- _DATA RECORDS_

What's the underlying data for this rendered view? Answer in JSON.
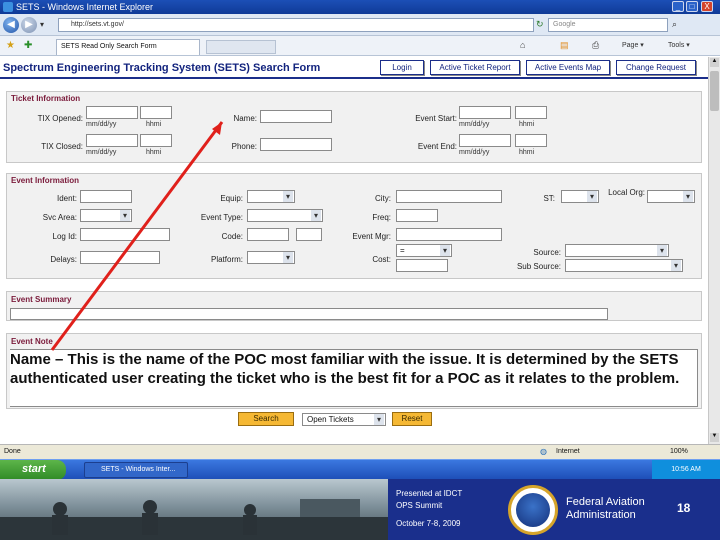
{
  "window": {
    "title": "SETS - Windows Internet Explorer",
    "min_label": "_",
    "max_label": "□",
    "close_label": "X"
  },
  "address_bar": {
    "back_label": "◀",
    "forward_label": "▶",
    "url": "http://sets.vt.gov/",
    "search_placeholder": "Google"
  },
  "tabs": {
    "active_tab_label": "SETS Read Only Search Form",
    "toolbar": [
      "Page ▾",
      "Tools ▾"
    ]
  },
  "sets": {
    "title": "Spectrum Engineering Tracking System (SETS) Search Form",
    "nav_buttons": [
      "Login",
      "Active Ticket Report",
      "Active Events Map",
      "Change Request"
    ]
  },
  "ticket_info": {
    "title": "Ticket Information",
    "tix_opened_label": "TIX Opened:",
    "tix_closed_label": "TIX Closed:",
    "date_hint": "mm/dd/yy",
    "time_hint": "hhmi",
    "name_label": "Name:",
    "phone_label": "Phone:",
    "event_start_label": "Event Start:",
    "event_end_label": "Event End:"
  },
  "event_info": {
    "title": "Event Information",
    "ident_label": "Ident:",
    "equip_label": "Equip:",
    "city_label": "City:",
    "st_label": "ST:",
    "local_org_label": "Local Org:",
    "svc_area_label": "Svc Area:",
    "event_type_label": "Event Type:",
    "freq_label": "Freq:",
    "log_id_label": "Log Id:",
    "code_label": "Code:",
    "event_mgr_label": "Event Mgr:",
    "delays_label": "Delays:",
    "platform_label": "Platform:",
    "cost_label": "Cost:",
    "cost_value": "=",
    "source_label": "Source:",
    "sub_source_label": "Sub Source:"
  },
  "event_summary": {
    "title": "Event Summary"
  },
  "event_note": {
    "title": "Event Note"
  },
  "callout": {
    "text": "Name – This is the name of the POC most familiar with the issue. It is determined by the SETS authenticated user creating the ticket who is the best fit for a POC as it relates to the problem."
  },
  "actions": {
    "search_label": "Search",
    "select_value": "Open Tickets",
    "reset_label": "Reset"
  },
  "status_bar": {
    "left": "Done",
    "zone": "Internet",
    "zoom": "100%"
  },
  "taskbar": {
    "start_label": "start",
    "item_label": "SETS - Windows Inter...",
    "clock": "10:56 AM"
  },
  "footer": {
    "presented_line1": "Presented at IDCT",
    "presented_line2": "OPS Summit",
    "date": "October 7-8, 2009",
    "agency_line1": "Federal Aviation",
    "agency_line2": "Administration",
    "page_number": "18"
  },
  "colors": {
    "form_title": "#12237e",
    "section_title": "#7a1a3a",
    "arrow": "#e0201b",
    "footer_band": "#1a2f8c"
  }
}
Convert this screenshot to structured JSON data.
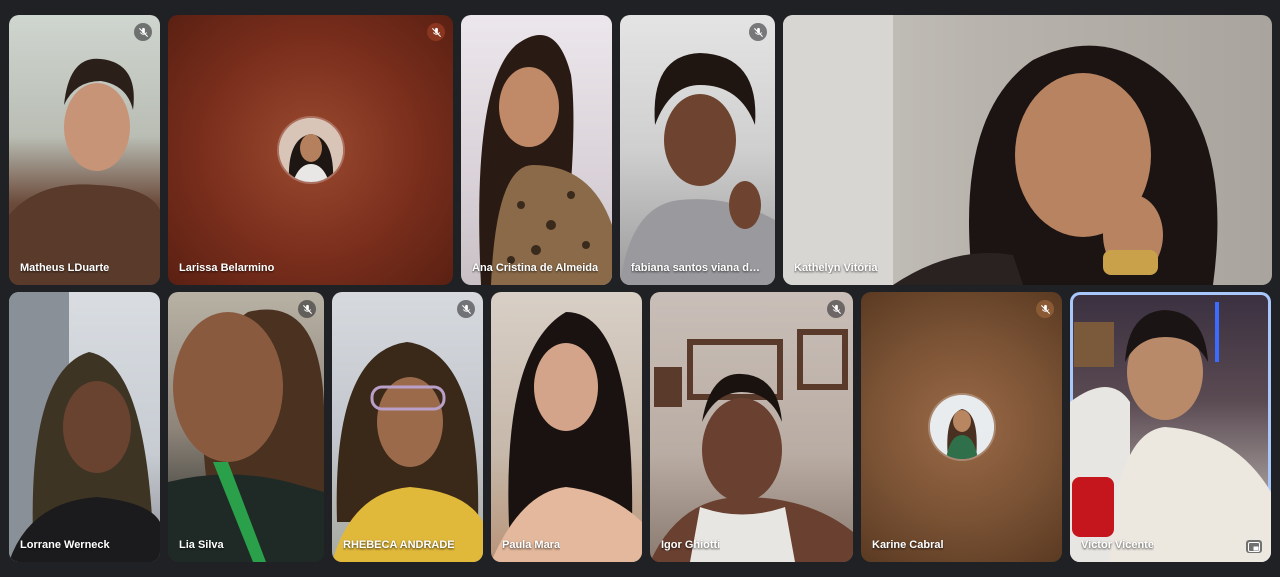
{
  "participants": [
    {
      "name": "Matheus LDuarte",
      "muted": true,
      "video": true
    },
    {
      "name": "Larissa Belarmino",
      "muted": true,
      "video": false
    },
    {
      "name": "Ana Cristina de Almeida",
      "muted": false,
      "video": true
    },
    {
      "name": "fabiana santos viana da ...",
      "muted": true,
      "video": true
    },
    {
      "name": "Kathelyn Vitória",
      "muted": false,
      "video": true
    },
    {
      "name": "Lorrane Werneck",
      "muted": false,
      "video": true
    },
    {
      "name": "Lia Silva",
      "muted": true,
      "video": true
    },
    {
      "name": "RHEBECA ANDRADE",
      "muted": true,
      "video": true
    },
    {
      "name": "Paula Mara",
      "muted": false,
      "video": true
    },
    {
      "name": "Igor Ghiotti",
      "muted": true,
      "video": true
    },
    {
      "name": "Karine Cabral",
      "muted": true,
      "video": false
    },
    {
      "name": "Victor Vicente",
      "muted": false,
      "video": true,
      "active": true
    }
  ],
  "colors": {
    "background": "#202124",
    "active_border": "#a8c7fa",
    "larissa_tile": "#7a2e1c",
    "karine_tile": "#7a5234"
  },
  "icons": [
    "mic-off-icon",
    "picture-in-picture-icon"
  ]
}
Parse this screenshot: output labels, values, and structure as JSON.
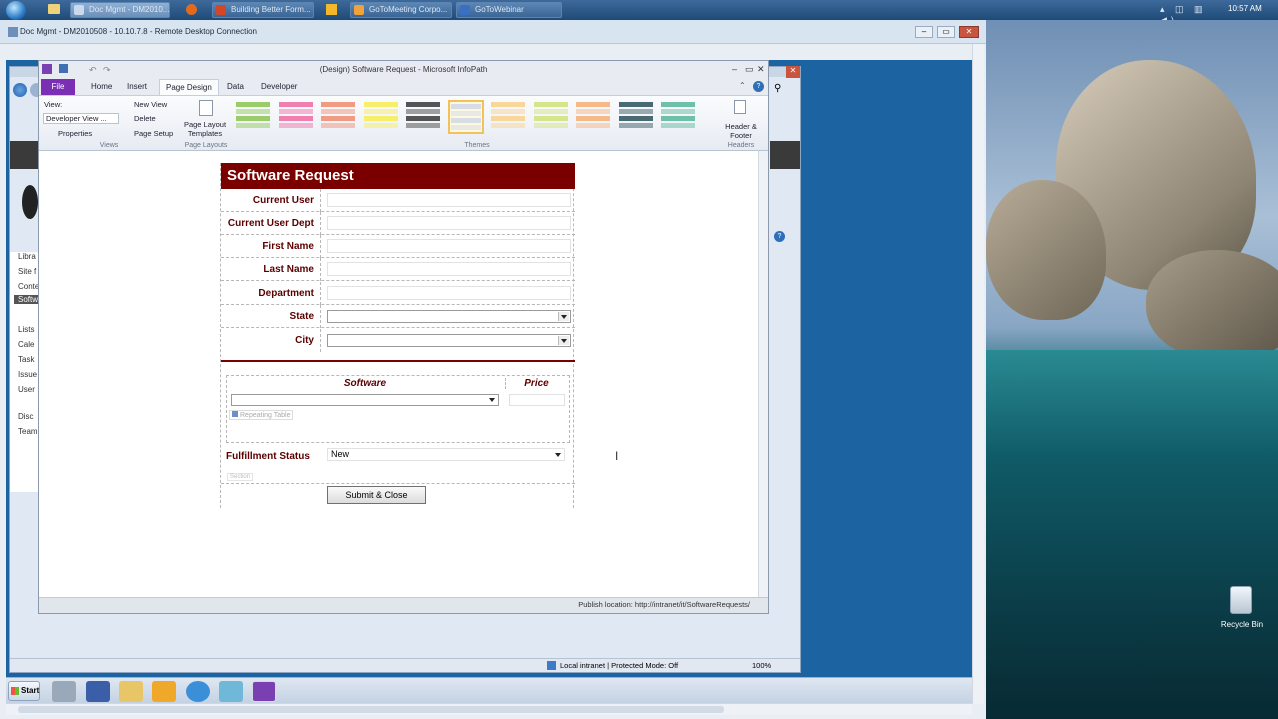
{
  "taskbar_top": {
    "tabs": [
      "Doc Mgmt - DM2010...",
      "Building Better Form...",
      "GoToMeeting Corpo...",
      "GoToWebinar"
    ],
    "clock": "10:57 AM"
  },
  "rdp": {
    "title": "Doc Mgmt - DM2010508 - 10.10.7.8 - Remote Desktop Connection"
  },
  "infopath": {
    "title": "(Design) Software Request - Microsoft InfoPath",
    "tabs": [
      "File",
      "Home",
      "Insert",
      "Page Design",
      "Data",
      "Developer"
    ],
    "active_tab": "Page Design",
    "ribbon": {
      "view_label": "View:",
      "view_value": "Developer View ...",
      "new_view": "New View",
      "delete": "Delete",
      "properties": "Properties",
      "page_setup": "Page Setup",
      "views_group": "Views",
      "layout_btn": "Page Layout Templates",
      "layouts_group": "Page Layouts",
      "themes_group": "Themes",
      "header_btn": "Header & Footer",
      "headers_group": "Headers"
    },
    "theme_colors": [
      "#9acd6a",
      "#f07fb0",
      "#f29b83",
      "#f7ef6a",
      "#555555",
      "#d6dde4",
      "#f9d69a",
      "#d4e58a",
      "#f5b98a",
      "#4a6a73",
      "#6fc0a9"
    ],
    "status": "Publish location: http://intranet/it/SoftwareRequests/"
  },
  "form": {
    "title": "Software Request",
    "fields": [
      {
        "label": "Current User"
      },
      {
        "label": "Current User Dept"
      },
      {
        "label": "First Name"
      },
      {
        "label": "Last Name"
      },
      {
        "label": "Department"
      }
    ],
    "selects": [
      {
        "label": "State",
        "value": ""
      },
      {
        "label": "City",
        "value": ""
      }
    ],
    "table": {
      "col_software": "Software",
      "col_price": "Price",
      "tag": "Repeating Table"
    },
    "fulfillment": {
      "label": "Fulfillment Status",
      "value": "New",
      "section_tag": "Section"
    },
    "submit": "Submit & Close"
  },
  "ie": {
    "sidebar": [
      "Libra",
      "Site f",
      "Conte",
      "Softw",
      "Lists",
      "Cale",
      "Task",
      "Issue",
      "User",
      "Disc",
      "Team"
    ],
    "status_zone": "Local intranet | Protected Mode: Off",
    "zoom": "100%"
  },
  "desktop": {
    "recycle_bin": "Recycle Bin"
  },
  "wintask": {
    "start": "Start"
  }
}
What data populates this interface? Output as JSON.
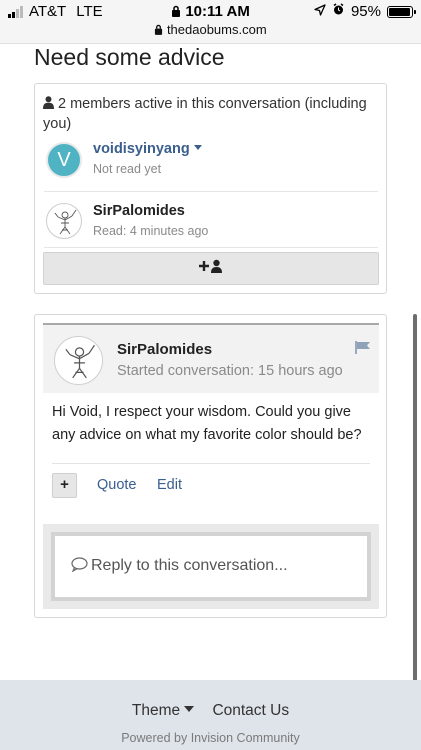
{
  "status_bar": {
    "carrier": "AT&T",
    "network": "LTE",
    "time": "10:11 AM",
    "url": "thedaobums.com",
    "battery": "95%",
    "battery_level": 0.95
  },
  "page": {
    "title": "Need some advice"
  },
  "participants": {
    "header": "2 members active in this conversation (including you)",
    "members": [
      {
        "name": "voidisyinyang",
        "status": "Not read yet",
        "avatar_letter": "V",
        "avatar_color": "#4fb3c4"
      },
      {
        "name": "SirPalomides",
        "status": "Read: 4 minutes ago"
      }
    ],
    "add_icon": "plus-user-icon"
  },
  "post": {
    "author": "SirPalomides",
    "meta": "Started conversation: 15 hours ago",
    "body": "Hi Void, I respect your wisdom. Could you give any advice on what my favorite color should be?",
    "actions": {
      "multiquote": "+",
      "quote": "Quote",
      "edit": "Edit"
    },
    "reply_placeholder": "Reply to this conversation..."
  },
  "footer": {
    "theme": "Theme",
    "contact": "Contact Us",
    "powered_by": "Powered by Invision Community"
  },
  "colors": {
    "link": "#3a5f8f",
    "footer_bg": "#dfe3ea"
  }
}
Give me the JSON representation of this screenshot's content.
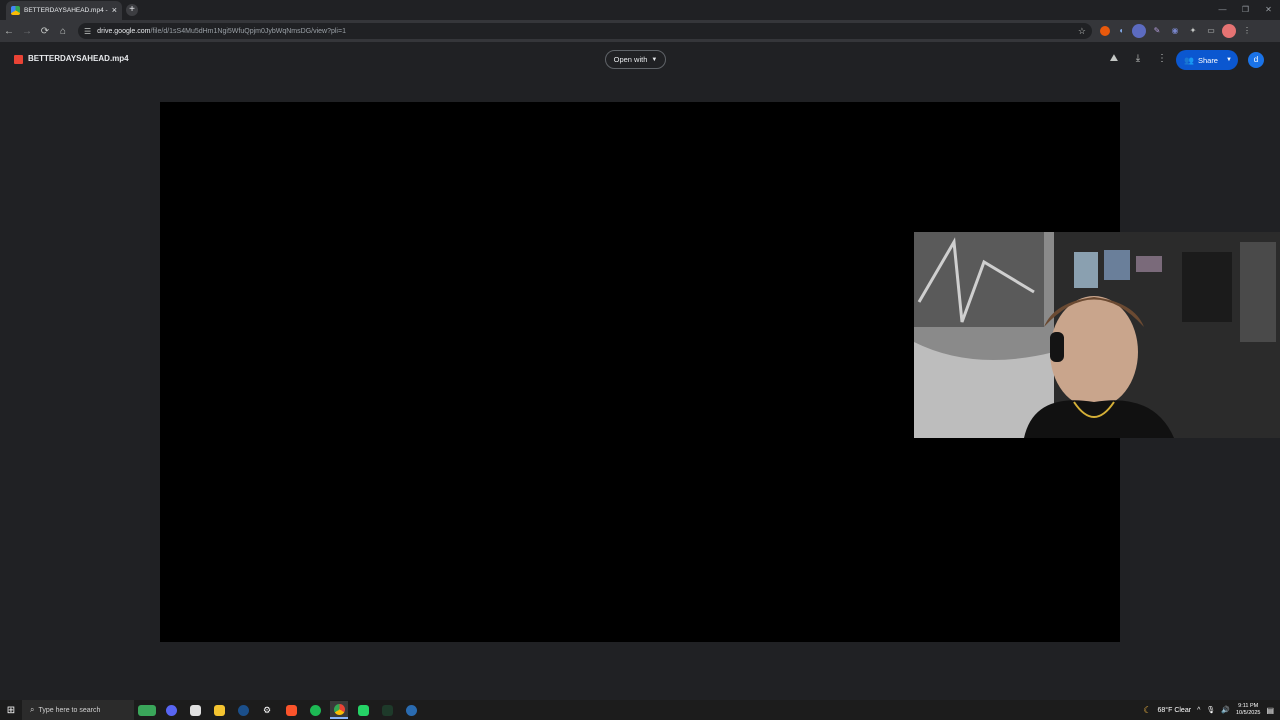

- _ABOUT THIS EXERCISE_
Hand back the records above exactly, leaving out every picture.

- _EXERCISE RESULT_
What's the underlying data for this rendered view? Answer in JSON.
{
  "window": {
    "title": "SETS - Windows Internet Explorer",
    "min_label": "_",
    "max_label": "□",
    "close_label": "X"
  },
  "address_bar": {
    "back_label": "◀",
    "forward_label": "▶",
    "url": "http://sets.vt.gov/",
    "search_placeholder": "Google"
  },
  "tabs": {
    "active_tab_label": "SETS Read Only Search Form",
    "toolbar": [
      "Page ▾",
      "Tools ▾"
    ]
  },
  "sets": {
    "title": "Spectrum Engineering Tracking System (SETS) Search Form",
    "nav_buttons": [
      "Login",
      "Active Ticket Report",
      "Active Events Map",
      "Change Request"
    ]
  },
  "ticket_info": {
    "title": "Ticket Information",
    "tix_opened_label": "TIX Opened:",
    "tix_closed_label": "TIX Closed:",
    "date_hint": "mm/dd/yy",
    "time_hint": "hhmi",
    "name_label": "Name:",
    "phone_label": "Phone:",
    "event_start_label": "Event Start:",
    "event_end_label": "Event End:"
  },
  "event_info": {
    "title": "Event Information",
    "ident_label": "Ident:",
    "equip_label": "Equip:",
    "city_label": "City:",
    "st_label": "ST:",
    "local_org_label": "Local Org:",
    "svc_area_label": "Svc Area:",
    "event_type_label": "Event Type:",
    "freq_label": "Freq:",
    "log_id_label": "Log Id:",
    "code_label": "Code:",
    "event_mgr_label": "Event Mgr:",
    "delays_label": "Delays:",
    "platform_label": "Platform:",
    "cost_label": "Cost:",
    "cost_value": "=",
    "source_label": "Source:",
    "sub_source_label": "Sub Source:"
  },
  "event_summary": {
    "title": "Event Summary"
  },
  "event_note": {
    "title": "Event Note"
  },
  "callout": {
    "text": "Name – This is the name of the POC most familiar with the issue. It is determined by the SETS authenticated user creating the ticket who is the best fit for a POC as it relates to the problem."
  },
  "actions": {
    "search_label": "Search",
    "select_value": "Open Tickets",
    "reset_label": "Reset"
  },
  "status_bar": {
    "left": "Done",
    "zone": "Internet",
    "zoom": "100%"
  },
  "taskbar": {
    "start_label": "start",
    "item_label": "SETS - Windows Inter...",
    "clock": "10:56 AM"
  },
  "footer": {
    "presented_line1": "Presented at IDCT",
    "presented_line2": "OPS Summit",
    "date": "October 7-8, 2009",
    "agency_line1": "Federal Aviation",
    "agency_line2": "Administration",
    "page_number": "18"
  },
  "colors": {
    "form_title": "#12237e",
    "section_title": "#7a1a3a",
    "arrow": "#e0201b",
    "footer_band": "#1a2f8c"
  }
}
Convert this screenshot to structured JSON data.
{
  "participants": [
    {
      "name": "Matheus LDuarte",
      "muted": true,
      "video": true
    },
    {
      "name": "Larissa Belarmino",
      "muted": true,
      "video": false
    },
    {
      "name": "Ana Cristina de Almeida",
      "muted": false,
      "video": true
    },
    {
      "name": "fabiana santos viana da ...",
      "muted": true,
      "video": true
    },
    {
      "name": "Kathelyn Vitória",
      "muted": false,
      "video": true
    },
    {
      "name": "Lorrane Werneck",
      "muted": false,
      "video": true
    },
    {
      "name": "Lia Silva",
      "muted": true,
      "video": true
    },
    {
      "name": "RHEBECA ANDRADE",
      "muted": true,
      "video": true
    },
    {
      "name": "Paula Mara",
      "muted": false,
      "video": true
    },
    {
      "name": "Igor Ghiotti",
      "muted": true,
      "video": true
    },
    {
      "name": "Karine Cabral",
      "muted": true,
      "video": false
    },
    {
      "name": "Victor Vicente",
      "muted": false,
      "video": true,
      "active": true
    }
  ],
  "colors": {
    "background": "#202124",
    "active_border": "#a8c7fa",
    "larissa_tile": "#7a2e1c",
    "karine_tile": "#7a5234"
  },
  "icons": [
    "mic-off-icon",
    "picture-in-picture-icon"
  ]
}
Parse this screenshot: output labels, values, and structure as JSON.
{
  "taskbar_top": {
    "tabs": [
      "Doc Mgmt - DM2010...",
      "Building Better Form...",
      "GoToMeeting Corpo...",
      "GoToWebinar"
    ],
    "clock": "10:57 AM"
  },
  "rdp": {
    "title": "Doc Mgmt - DM2010508 - 10.10.7.8 - Remote Desktop Connection"
  },
  "infopath": {
    "title": "(Design) Software Request - Microsoft InfoPath",
    "tabs": [
      "File",
      "Home",
      "Insert",
      "Page Design",
      "Data",
      "Developer"
    ],
    "active_tab": "Page Design",
    "ribbon": {
      "view_label": "View:",
      "view_value": "Developer View ...",
      "new_view": "New View",
      "delete": "Delete",
      "properties": "Properties",
      "page_setup": "Page Setup",
      "views_group": "Views",
      "layout_btn": "Page Layout Templates",
      "layouts_group": "Page Layouts",
      "themes_group": "Themes",
      "header_btn": "Header & Footer",
      "headers_group": "Headers"
    },
    "theme_colors": [
      "#9acd6a",
      "#f07fb0",
      "#f29b83",
      "#f7ef6a",
      "#555555",
      "#d6dde4",
      "#f9d69a",
      "#d4e58a",
      "#f5b98a",
      "#4a6a73",
      "#6fc0a9"
    ],
    "status": "Publish location: http://intranet/it/SoftwareRequests/"
  },
  "form": {
    "title": "Software Request",
    "fields": [
      {
        "label": "Current User"
      },
      {
        "label": "Current User Dept"
      },
      {
        "label": "First Name"
      },
      {
        "label": "Last Name"
      },
      {
        "label": "Department"
      }
    ],
    "selects": [
      {
        "label": "State",
        "value": ""
      },
      {
        "label": "City",
        "value": ""
      }
    ],
    "table": {
      "col_software": "Software",
      "col_price": "Price",
      "tag": "Repeating Table"
    },
    "fulfillment": {
      "label": "Fulfillment Status",
      "value": "New",
      "section_tag": "Section"
    },
    "submit": "Submit & Close"
  },
  "ie": {
    "sidebar": [
      "Libra",
      "Site f",
      "Conte",
      "Softw",
      "Lists",
      "Cale",
      "Task",
      "Issue",
      "User",
      "Disc",
      "Team"
    ],
    "status_zone": "Local intranet | Protected Mode: Off",
    "zoom": "100%"
  },
  "desktop": {
    "recycle_bin": "Recycle Bin"
  },
  "wintask": {
    "start": "Start"
  }
}
What data populates this interface? Output as JSON.
{
  "status_bar": {
    "carrier": "AT&T",
    "network": "LTE",
    "time": "10:11 AM",
    "url": "thedaobums.com",
    "battery": "95%",
    "battery_level": 0.95
  },
  "page": {
    "title": "Need some advice"
  },
  "participants": {
    "header": "2 members active in this conversation (including you)",
    "members": [
      {
        "name": "voidisyinyang",
        "status": "Not read yet",
        "avatar_letter": "V",
        "avatar_color": "#4fb3c4"
      },
      {
        "name": "SirPalomides",
        "status": "Read: 4 minutes ago"
      }
    ],
    "add_icon": "plus-user-icon"
  },
  "post": {
    "author": "SirPalomides",
    "meta": "Started conversation: 15 hours ago",
    "body": "Hi Void, I respect your wisdom. Could you give any advice on what my favorite color should be?",
    "actions": {
      "multiquote": "+",
      "quote": "Quote",
      "edit": "Edit"
    },
    "reply_placeholder": "Reply to this conversation..."
  },
  "footer": {
    "theme": "Theme",
    "contact": "Contact Us",
    "powered_by": "Powered by Invision Community"
  },
  "colors": {
    "link": "#3a5f8f",
    "footer_bg": "#dfe3ea"
  }
}
Give me the JSON representation of this screenshot's content.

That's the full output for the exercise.